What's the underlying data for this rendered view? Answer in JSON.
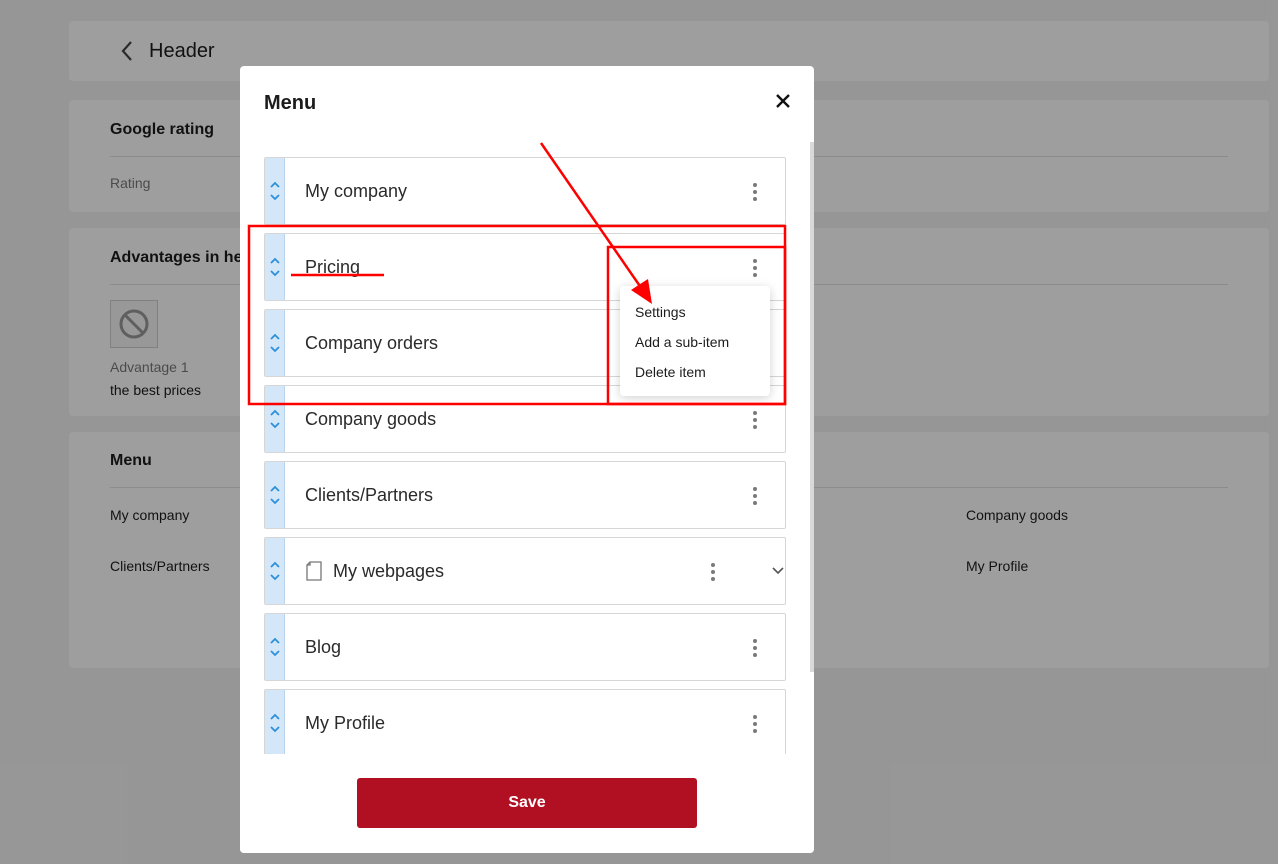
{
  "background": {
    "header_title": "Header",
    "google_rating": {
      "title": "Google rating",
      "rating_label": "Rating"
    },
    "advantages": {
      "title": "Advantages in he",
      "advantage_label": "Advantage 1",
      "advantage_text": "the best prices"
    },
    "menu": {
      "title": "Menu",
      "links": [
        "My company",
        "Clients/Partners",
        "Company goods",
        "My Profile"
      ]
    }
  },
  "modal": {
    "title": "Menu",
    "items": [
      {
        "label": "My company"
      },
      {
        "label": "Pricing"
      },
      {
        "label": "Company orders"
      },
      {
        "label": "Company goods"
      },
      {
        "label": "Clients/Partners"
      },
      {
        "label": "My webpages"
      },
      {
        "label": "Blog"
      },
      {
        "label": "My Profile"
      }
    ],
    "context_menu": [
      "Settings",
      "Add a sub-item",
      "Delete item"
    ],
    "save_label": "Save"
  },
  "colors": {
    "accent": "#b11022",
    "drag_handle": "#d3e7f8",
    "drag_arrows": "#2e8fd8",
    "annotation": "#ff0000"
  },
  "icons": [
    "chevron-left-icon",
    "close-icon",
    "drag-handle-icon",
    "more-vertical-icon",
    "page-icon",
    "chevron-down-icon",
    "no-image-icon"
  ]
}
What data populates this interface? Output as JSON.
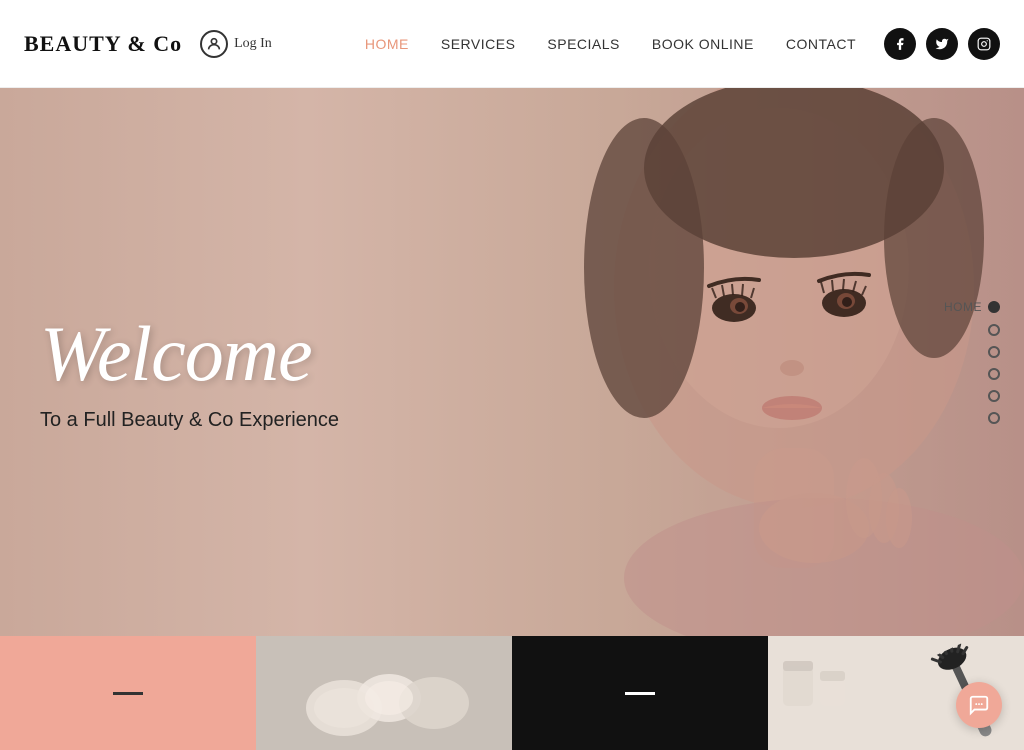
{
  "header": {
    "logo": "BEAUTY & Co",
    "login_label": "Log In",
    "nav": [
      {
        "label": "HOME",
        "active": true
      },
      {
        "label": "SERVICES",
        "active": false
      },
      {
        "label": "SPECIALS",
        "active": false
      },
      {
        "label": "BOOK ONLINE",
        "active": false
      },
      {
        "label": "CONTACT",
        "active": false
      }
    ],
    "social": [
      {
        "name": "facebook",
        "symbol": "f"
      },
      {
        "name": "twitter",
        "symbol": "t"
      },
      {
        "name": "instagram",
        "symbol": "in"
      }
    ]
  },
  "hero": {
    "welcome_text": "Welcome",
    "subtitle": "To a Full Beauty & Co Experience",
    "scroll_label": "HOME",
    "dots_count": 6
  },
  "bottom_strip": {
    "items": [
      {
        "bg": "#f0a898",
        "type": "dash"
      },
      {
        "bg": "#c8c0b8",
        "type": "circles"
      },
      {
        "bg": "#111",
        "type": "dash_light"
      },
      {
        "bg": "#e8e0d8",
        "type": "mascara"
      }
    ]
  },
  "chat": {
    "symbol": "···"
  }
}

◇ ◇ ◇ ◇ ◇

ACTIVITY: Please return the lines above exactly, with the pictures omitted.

OUTPUT OF THE EXERCISE:
What's the underlying data for this rendered view? Answer in JSON.
{
  "background": {
    "header_title": "Header",
    "google_rating": {
      "title": "Google rating",
      "rating_label": "Rating"
    },
    "advantages": {
      "title": "Advantages in he",
      "advantage_label": "Advantage 1",
      "advantage_text": "the best prices"
    },
    "menu": {
      "title": "Menu",
      "links": [
        "My company",
        "Clients/Partners",
        "Company goods",
        "My Profile"
      ]
    }
  },
  "modal": {
    "title": "Menu",
    "items": [
      {
        "label": "My company"
      },
      {
        "label": "Pricing"
      },
      {
        "label": "Company orders"
      },
      {
        "label": "Company goods"
      },
      {
        "label": "Clients/Partners"
      },
      {
        "label": "My webpages"
      },
      {
        "label": "Blog"
      },
      {
        "label": "My Profile"
      }
    ],
    "context_menu": [
      "Settings",
      "Add a sub-item",
      "Delete item"
    ],
    "save_label": "Save"
  },
  "colors": {
    "accent": "#b11022",
    "drag_handle": "#d3e7f8",
    "drag_arrows": "#2e8fd8",
    "annotation": "#ff0000"
  },
  "icons": [
    "chevron-left-icon",
    "close-icon",
    "drag-handle-icon",
    "more-vertical-icon",
    "page-icon",
    "chevron-down-icon",
    "no-image-icon"
  ]
}
What data populates this interface? Output as JSON.
{
  "header": {
    "logo": "BEAUTY & Co",
    "login_label": "Log In",
    "nav": [
      {
        "label": "HOME",
        "active": true
      },
      {
        "label": "SERVICES",
        "active": false
      },
      {
        "label": "SPECIALS",
        "active": false
      },
      {
        "label": "BOOK ONLINE",
        "active": false
      },
      {
        "label": "CONTACT",
        "active": false
      }
    ],
    "social": [
      {
        "name": "facebook",
        "symbol": "f"
      },
      {
        "name": "twitter",
        "symbol": "t"
      },
      {
        "name": "instagram",
        "symbol": "in"
      }
    ]
  },
  "hero": {
    "welcome_text": "Welcome",
    "subtitle": "To a Full Beauty & Co Experience",
    "scroll_label": "HOME",
    "dots_count": 6
  },
  "bottom_strip": {
    "items": [
      {
        "bg": "#f0a898",
        "type": "dash"
      },
      {
        "bg": "#c8c0b8",
        "type": "circles"
      },
      {
        "bg": "#111",
        "type": "dash_light"
      },
      {
        "bg": "#e8e0d8",
        "type": "mascara"
      }
    ]
  },
  "chat": {
    "symbol": "···"
  }
}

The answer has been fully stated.